THE RECORDS: Begin
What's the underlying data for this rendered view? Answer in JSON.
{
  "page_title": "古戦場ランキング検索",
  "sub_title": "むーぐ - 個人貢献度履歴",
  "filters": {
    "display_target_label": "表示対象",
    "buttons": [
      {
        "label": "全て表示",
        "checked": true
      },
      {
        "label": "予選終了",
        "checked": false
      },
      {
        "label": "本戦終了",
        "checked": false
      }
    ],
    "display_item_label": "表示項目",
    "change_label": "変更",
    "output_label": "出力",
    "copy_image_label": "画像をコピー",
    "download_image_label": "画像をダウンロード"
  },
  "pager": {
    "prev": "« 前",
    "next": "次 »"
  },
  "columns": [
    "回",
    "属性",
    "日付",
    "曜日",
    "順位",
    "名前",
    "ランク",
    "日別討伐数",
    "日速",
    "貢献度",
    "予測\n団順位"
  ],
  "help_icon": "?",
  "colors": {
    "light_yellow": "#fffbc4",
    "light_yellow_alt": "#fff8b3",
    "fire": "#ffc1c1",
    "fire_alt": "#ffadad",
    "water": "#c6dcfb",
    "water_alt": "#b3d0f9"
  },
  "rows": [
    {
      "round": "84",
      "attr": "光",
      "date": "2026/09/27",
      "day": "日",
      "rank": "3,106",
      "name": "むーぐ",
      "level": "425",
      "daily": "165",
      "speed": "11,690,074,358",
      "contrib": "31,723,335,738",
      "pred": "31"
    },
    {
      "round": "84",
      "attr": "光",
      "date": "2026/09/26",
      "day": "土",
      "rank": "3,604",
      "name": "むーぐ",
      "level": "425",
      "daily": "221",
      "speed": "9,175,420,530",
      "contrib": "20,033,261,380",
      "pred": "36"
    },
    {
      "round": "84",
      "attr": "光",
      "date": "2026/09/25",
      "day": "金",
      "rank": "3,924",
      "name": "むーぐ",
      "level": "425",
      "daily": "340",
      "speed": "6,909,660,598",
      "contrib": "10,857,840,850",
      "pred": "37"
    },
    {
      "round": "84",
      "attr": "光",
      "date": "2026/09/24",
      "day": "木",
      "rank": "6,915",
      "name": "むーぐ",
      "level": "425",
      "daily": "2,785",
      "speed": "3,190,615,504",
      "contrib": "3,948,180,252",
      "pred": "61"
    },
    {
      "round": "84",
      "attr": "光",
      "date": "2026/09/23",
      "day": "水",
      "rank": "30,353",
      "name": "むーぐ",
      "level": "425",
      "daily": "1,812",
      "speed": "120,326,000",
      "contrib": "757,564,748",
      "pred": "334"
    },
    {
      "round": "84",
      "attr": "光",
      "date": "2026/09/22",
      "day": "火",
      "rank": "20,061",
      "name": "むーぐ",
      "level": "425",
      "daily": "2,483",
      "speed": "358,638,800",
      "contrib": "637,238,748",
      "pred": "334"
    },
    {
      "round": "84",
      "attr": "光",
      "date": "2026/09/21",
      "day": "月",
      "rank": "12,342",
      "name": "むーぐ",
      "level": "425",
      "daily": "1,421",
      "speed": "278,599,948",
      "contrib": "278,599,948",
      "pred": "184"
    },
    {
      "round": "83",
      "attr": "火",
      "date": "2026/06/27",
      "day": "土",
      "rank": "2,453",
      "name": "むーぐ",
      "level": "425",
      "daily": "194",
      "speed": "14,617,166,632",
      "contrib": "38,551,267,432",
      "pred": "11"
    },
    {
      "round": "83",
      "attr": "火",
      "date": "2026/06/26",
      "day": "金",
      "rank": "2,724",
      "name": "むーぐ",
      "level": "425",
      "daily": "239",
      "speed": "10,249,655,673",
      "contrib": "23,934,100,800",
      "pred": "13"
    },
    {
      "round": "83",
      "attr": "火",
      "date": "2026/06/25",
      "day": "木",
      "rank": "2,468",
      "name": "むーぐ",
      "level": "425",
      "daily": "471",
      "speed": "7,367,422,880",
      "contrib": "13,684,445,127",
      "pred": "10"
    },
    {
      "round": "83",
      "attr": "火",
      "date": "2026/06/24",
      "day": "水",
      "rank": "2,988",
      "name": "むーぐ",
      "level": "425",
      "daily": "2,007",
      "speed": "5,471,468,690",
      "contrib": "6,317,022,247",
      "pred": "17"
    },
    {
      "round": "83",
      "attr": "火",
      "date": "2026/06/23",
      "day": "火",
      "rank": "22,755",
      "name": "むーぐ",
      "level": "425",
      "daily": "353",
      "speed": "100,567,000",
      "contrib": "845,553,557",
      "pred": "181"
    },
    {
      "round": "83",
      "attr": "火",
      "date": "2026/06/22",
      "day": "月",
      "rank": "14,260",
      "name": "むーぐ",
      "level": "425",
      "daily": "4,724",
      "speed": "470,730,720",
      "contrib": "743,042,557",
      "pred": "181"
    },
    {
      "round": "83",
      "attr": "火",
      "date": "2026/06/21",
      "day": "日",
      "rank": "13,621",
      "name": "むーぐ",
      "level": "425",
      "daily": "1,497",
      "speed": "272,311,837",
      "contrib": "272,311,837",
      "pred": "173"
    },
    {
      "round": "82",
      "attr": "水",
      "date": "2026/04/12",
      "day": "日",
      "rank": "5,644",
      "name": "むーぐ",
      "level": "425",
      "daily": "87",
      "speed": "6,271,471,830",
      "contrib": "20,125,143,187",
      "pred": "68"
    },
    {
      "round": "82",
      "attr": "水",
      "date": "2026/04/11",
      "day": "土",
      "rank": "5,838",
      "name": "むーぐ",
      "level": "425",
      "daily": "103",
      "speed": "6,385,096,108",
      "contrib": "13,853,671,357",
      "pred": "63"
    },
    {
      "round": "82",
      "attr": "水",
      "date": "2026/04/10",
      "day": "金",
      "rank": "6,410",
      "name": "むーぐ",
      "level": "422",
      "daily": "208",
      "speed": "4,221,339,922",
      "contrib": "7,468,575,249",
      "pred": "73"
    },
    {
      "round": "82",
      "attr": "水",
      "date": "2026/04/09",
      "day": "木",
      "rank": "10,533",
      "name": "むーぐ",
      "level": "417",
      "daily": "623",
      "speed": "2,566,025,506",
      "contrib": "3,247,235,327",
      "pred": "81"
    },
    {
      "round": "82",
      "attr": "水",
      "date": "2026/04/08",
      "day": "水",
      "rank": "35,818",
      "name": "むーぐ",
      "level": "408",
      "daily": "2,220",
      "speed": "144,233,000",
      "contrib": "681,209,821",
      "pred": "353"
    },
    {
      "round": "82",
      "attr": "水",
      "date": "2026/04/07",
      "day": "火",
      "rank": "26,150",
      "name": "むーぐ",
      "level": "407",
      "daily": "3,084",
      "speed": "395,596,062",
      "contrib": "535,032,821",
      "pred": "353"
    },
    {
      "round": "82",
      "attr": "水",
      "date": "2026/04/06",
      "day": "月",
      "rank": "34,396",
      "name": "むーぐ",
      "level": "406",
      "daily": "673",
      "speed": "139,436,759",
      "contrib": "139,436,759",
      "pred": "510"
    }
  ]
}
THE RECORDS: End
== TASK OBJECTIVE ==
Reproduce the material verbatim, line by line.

== WRITTEN ANSWER ==
What's the underlying data for this rendered view? Answer in JSON.
{
  "page_title": "古戦場ランキング検索",
  "sub_title": "むーぐ - 個人貢献度履歴",
  "filters": {
    "display_target_label": "表示対象",
    "buttons": [
      {
        "label": "全て表示",
        "checked": true
      },
      {
        "label": "予選終了",
        "checked": false
      },
      {
        "label": "本戦終了",
        "checked": false
      }
    ],
    "display_item_label": "表示項目",
    "change_label": "変更",
    "output_label": "出力",
    "copy_image_label": "画像をコピー",
    "download_image_label": "画像をダウンロード"
  },
  "pager": {
    "prev": "« 前",
    "next": "次 »"
  },
  "columns": [
    "回",
    "属性",
    "日付",
    "曜日",
    "順位",
    "名前",
    "ランク",
    "日別討伐数",
    "日速",
    "貢献度",
    "予測\n団順位"
  ],
  "help_icon": "?",
  "colors": {
    "light_yellow": "#fffbc4",
    "light_yellow_alt": "#fff8b3",
    "fire": "#ffc1c1",
    "fire_alt": "#ffadad",
    "water": "#c6dcfb",
    "water_alt": "#b3d0f9"
  },
  "rows": [
    {
      "round": "84",
      "attr": "光",
      "date": "2026/09/27",
      "day": "日",
      "rank": "3,106",
      "name": "むーぐ",
      "level": "425",
      "daily": "165",
      "speed": "11,690,074,358",
      "contrib": "31,723,335,738",
      "pred": "31"
    },
    {
      "round": "84",
      "attr": "光",
      "date": "2026/09/26",
      "day": "土",
      "rank": "3,604",
      "name": "むーぐ",
      "level": "425",
      "daily": "221",
      "speed": "9,175,420,530",
      "contrib": "20,033,261,380",
      "pred": "36"
    },
    {
      "round": "84",
      "attr": "光",
      "date": "2026/09/25",
      "day": "金",
      "rank": "3,924",
      "name": "むーぐ",
      "level": "425",
      "daily": "340",
      "speed": "6,909,660,598",
      "contrib": "10,857,840,850",
      "pred": "37"
    },
    {
      "round": "84",
      "attr": "光",
      "date": "2026/09/24",
      "day": "木",
      "rank": "6,915",
      "name": "むーぐ",
      "level": "425",
      "daily": "2,785",
      "speed": "3,190,615,504",
      "contrib": "3,948,180,252",
      "pred": "61"
    },
    {
      "round": "84",
      "attr": "光",
      "date": "2026/09/23",
      "day": "水",
      "rank": "30,353",
      "name": "むーぐ",
      "level": "425",
      "daily": "1,812",
      "speed": "120,326,000",
      "contrib": "757,564,748",
      "pred": "334"
    },
    {
      "round": "84",
      "attr": "光",
      "date": "2026/09/22",
      "day": "火",
      "rank": "20,061",
      "name": "むーぐ",
      "level": "425",
      "daily": "2,483",
      "speed": "358,638,800",
      "contrib": "637,238,748",
      "pred": "334"
    },
    {
      "round": "84",
      "attr": "光",
      "date": "2026/09/21",
      "day": "月",
      "rank": "12,342",
      "name": "むーぐ",
      "level": "425",
      "daily": "1,421",
      "speed": "278,599,948",
      "contrib": "278,599,948",
      "pred": "184"
    },
    {
      "round": "83",
      "attr": "火",
      "date": "2026/06/27",
      "day": "土",
      "rank": "2,453",
      "name": "むーぐ",
      "level": "425",
      "daily": "194",
      "speed": "14,617,166,632",
      "contrib": "38,551,267,432",
      "pred": "11"
    },
    {
      "round": "83",
      "attr": "火",
      "date": "2026/06/26",
      "day": "金",
      "rank": "2,724",
      "name": "むーぐ",
      "level": "425",
      "daily": "239",
      "speed": "10,249,655,673",
      "contrib": "23,934,100,800",
      "pred": "13"
    },
    {
      "round": "83",
      "attr": "火",
      "date": "2026/06/25",
      "day": "木",
      "rank": "2,468",
      "name": "むーぐ",
      "level": "425",
      "daily": "471",
      "speed": "7,367,422,880",
      "contrib": "13,684,445,127",
      "pred": "10"
    },
    {
      "round": "83",
      "attr": "火",
      "date": "2026/06/24",
      "day": "水",
      "rank": "2,988",
      "name": "むーぐ",
      "level": "425",
      "daily": "2,007",
      "speed": "5,471,468,690",
      "contrib": "6,317,022,247",
      "pred": "17"
    },
    {
      "round": "83",
      "attr": "火",
      "date": "2026/06/23",
      "day": "火",
      "rank": "22,755",
      "name": "むーぐ",
      "level": "425",
      "daily": "353",
      "speed": "100,567,000",
      "contrib": "845,553,557",
      "pred": "181"
    },
    {
      "round": "83",
      "attr": "火",
      "date": "2026/06/22",
      "day": "月",
      "rank": "14,260",
      "name": "むーぐ",
      "level": "425",
      "daily": "4,724",
      "speed": "470,730,720",
      "contrib": "743,042,557",
      "pred": "181"
    },
    {
      "round": "83",
      "attr": "火",
      "date": "2026/06/21",
      "day": "日",
      "rank": "13,621",
      "name": "むーぐ",
      "level": "425",
      "daily": "1,497",
      "speed": "272,311,837",
      "contrib": "272,311,837",
      "pred": "173"
    },
    {
      "round": "82",
      "attr": "水",
      "date": "2026/04/12",
      "day": "日",
      "rank": "5,644",
      "name": "むーぐ",
      "level": "425",
      "daily": "87",
      "speed": "6,271,471,830",
      "contrib": "20,125,143,187",
      "pred": "68"
    },
    {
      "round": "82",
      "attr": "水",
      "date": "2026/04/11",
      "day": "土",
      "rank": "5,838",
      "name": "むーぐ",
      "level": "425",
      "daily": "103",
      "speed": "6,385,096,108",
      "contrib": "13,853,671,357",
      "pred": "63"
    },
    {
      "round": "82",
      "attr": "水",
      "date": "2026/04/10",
      "day": "金",
      "rank": "6,410",
      "name": "むーぐ",
      "level": "422",
      "daily": "208",
      "speed": "4,221,339,922",
      "contrib": "7,468,575,249",
      "pred": "73"
    },
    {
      "round": "82",
      "attr": "水",
      "date": "2026/04/09",
      "day": "木",
      "rank": "10,533",
      "name": "むーぐ",
      "level": "417",
      "daily": "623",
      "speed": "2,566,025,506",
      "contrib": "3,247,235,327",
      "pred": "81"
    },
    {
      "round": "82",
      "attr": "水",
      "date": "2026/04/08",
      "day": "水",
      "rank": "35,818",
      "name": "むーぐ",
      "level": "408",
      "daily": "2,220",
      "speed": "144,233,000",
      "contrib": "681,209,821",
      "pred": "353"
    },
    {
      "round": "82",
      "attr": "水",
      "date": "2026/04/07",
      "day": "火",
      "rank": "26,150",
      "name": "むーぐ",
      "level": "407",
      "daily": "3,084",
      "speed": "395,596,062",
      "contrib": "535,032,821",
      "pred": "353"
    },
    {
      "round": "82",
      "attr": "水",
      "date": "2026/04/06",
      "day": "月",
      "rank": "34,396",
      "name": "むーぐ",
      "level": "406",
      "daily": "673",
      "speed": "139,436,759",
      "contrib": "139,436,759",
      "pred": "510"
    }
  ]
}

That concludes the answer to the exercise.